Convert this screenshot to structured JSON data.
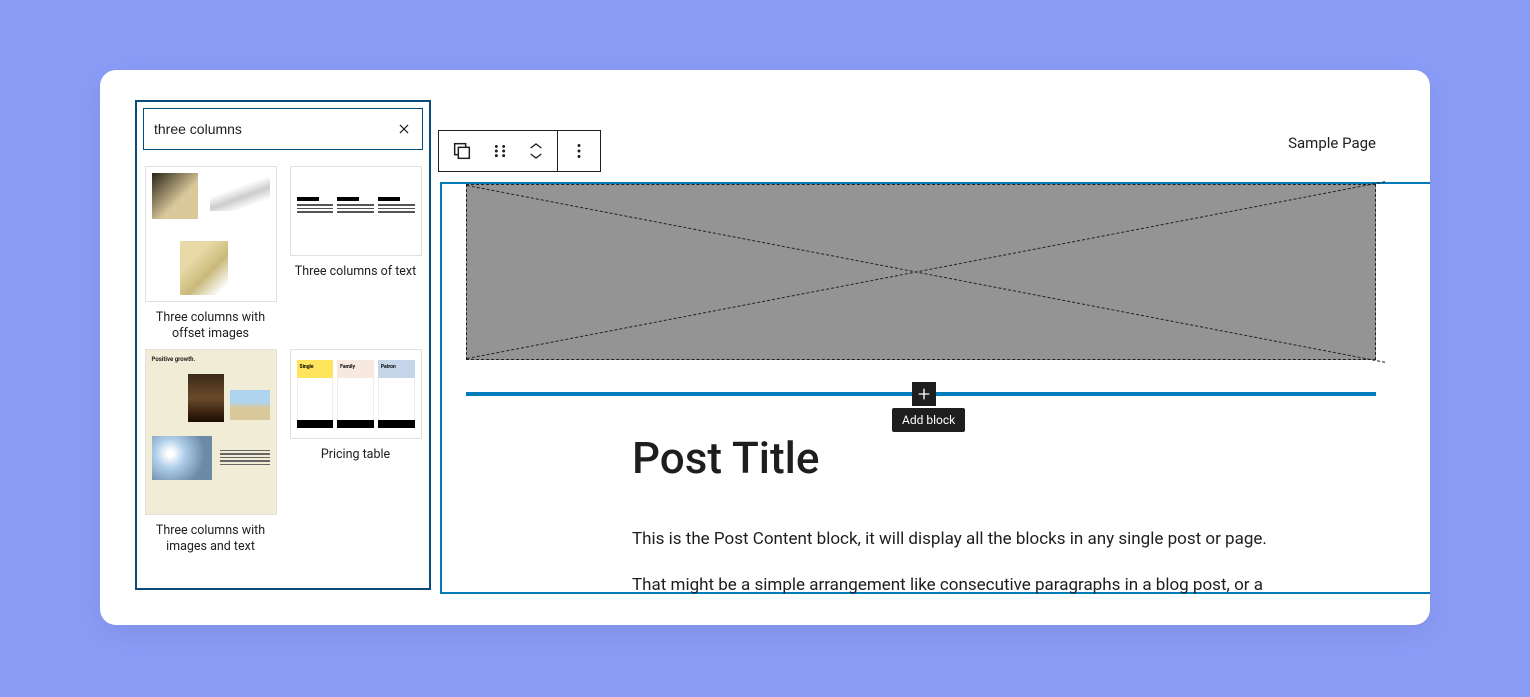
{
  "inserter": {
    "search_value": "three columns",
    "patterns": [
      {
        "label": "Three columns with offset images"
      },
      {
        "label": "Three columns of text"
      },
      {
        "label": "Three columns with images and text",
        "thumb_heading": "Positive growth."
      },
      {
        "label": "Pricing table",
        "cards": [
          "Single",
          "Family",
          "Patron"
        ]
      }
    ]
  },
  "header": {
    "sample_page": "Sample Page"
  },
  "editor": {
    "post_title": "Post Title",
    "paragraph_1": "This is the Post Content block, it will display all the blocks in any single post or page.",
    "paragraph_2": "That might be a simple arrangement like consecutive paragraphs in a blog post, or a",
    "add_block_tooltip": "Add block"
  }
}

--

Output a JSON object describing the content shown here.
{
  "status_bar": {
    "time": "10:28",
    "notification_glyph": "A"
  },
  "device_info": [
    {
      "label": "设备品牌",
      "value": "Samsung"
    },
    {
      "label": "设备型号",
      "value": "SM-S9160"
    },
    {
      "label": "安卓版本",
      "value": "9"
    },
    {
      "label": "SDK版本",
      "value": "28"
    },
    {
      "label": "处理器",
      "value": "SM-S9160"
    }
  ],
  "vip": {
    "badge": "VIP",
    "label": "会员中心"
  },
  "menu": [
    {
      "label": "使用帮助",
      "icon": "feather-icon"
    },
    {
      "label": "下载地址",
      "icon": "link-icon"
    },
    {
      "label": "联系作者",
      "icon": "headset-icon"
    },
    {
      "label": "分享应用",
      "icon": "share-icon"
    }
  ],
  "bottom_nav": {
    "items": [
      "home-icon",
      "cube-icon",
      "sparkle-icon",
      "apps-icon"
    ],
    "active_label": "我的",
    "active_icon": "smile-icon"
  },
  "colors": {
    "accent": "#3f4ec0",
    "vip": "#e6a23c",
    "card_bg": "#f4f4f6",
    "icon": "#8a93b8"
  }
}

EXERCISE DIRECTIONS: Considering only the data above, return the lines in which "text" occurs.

FINISHED TASK:
        "label": "Three columns of text"
        "label": "Three columns with images and text",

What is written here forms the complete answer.